Methodically and carefully, Battistini lists symbols, topos and motifs recurrent in painting and sculpture. Most of the artworks used as examples (they are multifold!) date from the renaissance, for obvious reasons (classic symbolism was all the rage in the 15th-16th centuries) but there have been worse periods in art history!

Boy Bitten by a Lizard, by Caravaggio, ca 1595
illustrating touch (the five senses)

Wednesday, June 8, 2016

Vernon Subutex 1 - Virginie Despentes

Plot : Rock'n'roll.
Characters : Rock'n'roll.
Writing style : Rock'n'roll.

Additional information : This was 100% spot on absolutely outstanding!

Monday, June 6, 2016

Becoming Zlatan - F and M Gertten, 2016

With a documentary focusing on a character this inexplicably irresistible, it seems hard to truly foul up. 

The film is better than you'd have thought, seeing how it was made by unused film shot for another documentary, centered on the Malmö team he used to play for in Sweden. 
It is the coming-of-age story of a talented, charismatic and enigmatic football-player. 
Way too enigmatic for the good of the film, actually. It left me with rather more questions than I had before watching it.

Saturday, June 4, 2016

Discontent and its Civilizations - Mohsin Hamid

As I have read and loved Hamid's previous three novels - 'Moth Smoke', 'The Reluctant Fundamentalist' and 'How To Get Filthy Rich in Rising Asia' - I confess my low-expectations principle certainly wasn't applicable here.

Nor was it necessary! This collection of essays and articles (published in heavyweight publications, such as the Guardian, the NY Times, the Independent etc.) is as well-pondered as it is well-penned.

Effortlessly divided into three parts - Life, Art and Politics - Hamid exposes his views in the light of his experience of living on three continents. Where Olivier Truc is a journalist writing books, Hamid is very much a writer who happens to produce articles. The difference is extremely perceptible in their style : Truc has none. (Which is OK for a journalist.) Hamid writes Real Literature.

While he also contemplates urgent and crucial topics, like the US drone strikes in Pakistan, it was his views on literature that struck me the most. 
Hamid argues that the new 'Golden Age' TV shows ('The Wire', 'GOT', 'Mad Men', 'Girls'... you know the kind) in their treatment of plot and character are now rivalling the novel, thus representing a major crisis for fictional writing. 
His hope is that the crisis will prove an opportunity for change, that will make the novel "boldly go where no one has gone before", pretty much like the arrival of photography brought about a revolution in painting.
"Television is not the new novel. Television is the old novel."
Food for thought!
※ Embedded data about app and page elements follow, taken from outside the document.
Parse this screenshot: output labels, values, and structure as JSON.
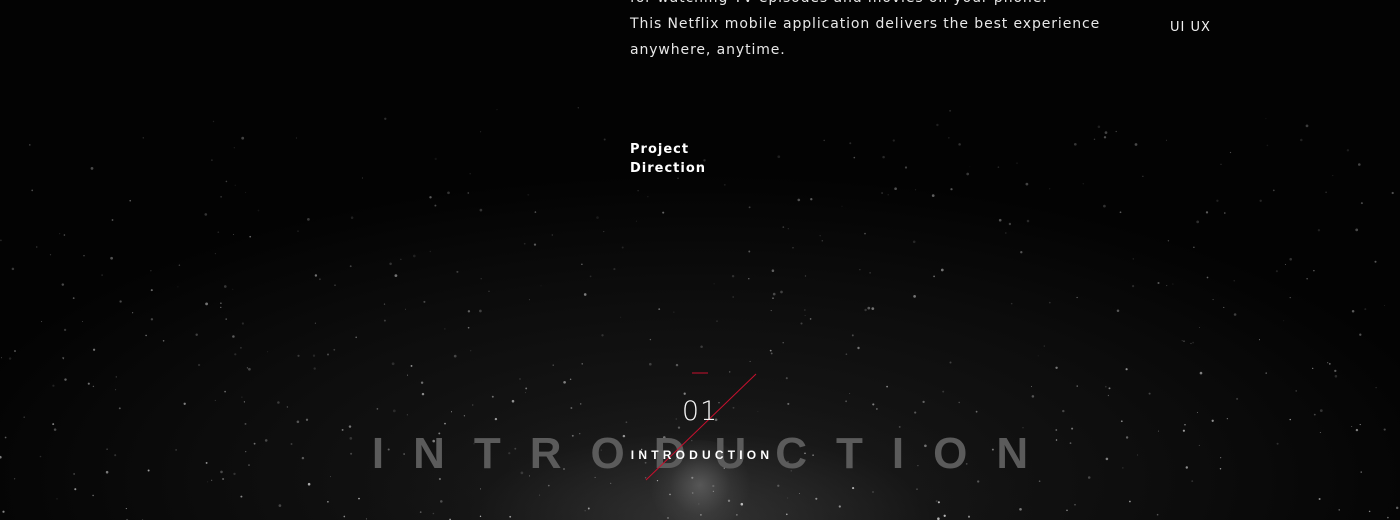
{
  "description": {
    "lines": [
      "for watching TV episodes and movies on your phone.",
      "This Netflix mobile application delivers the best experience",
      "anywhere, anytime."
    ]
  },
  "tags": "UI UX",
  "project": {
    "line1": "Project",
    "line2": "Direction"
  },
  "section": {
    "number": "01",
    "title_background": "INTRODUCTION",
    "title_foreground": "INTRODUCTION"
  },
  "colors": {
    "background": "#000000",
    "accent": "#c8102e",
    "faded_title": "#5b5b5b"
  }
}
Thursday, June 2, 2016

Electronica 2 - Jean Michel Jarre

Intriguing and promising collaborations - Pet Shop Boys, Gary Numan, Gesaffelstein and Edward Snowden (!) for instance - made me download this although I had sniffed at and then snubbed its predecessor, 'Electronica 1', from last autumn. 

This is ambitious, audacious, talented electronic music, and there is no denying Jarre's status as a pioneer in his field. Yet, I reckon too much water has flowed under the bridge since 'Oxygen' and so for all its qualities, this feels dated. 
I'd much rather 'Justice' released something new...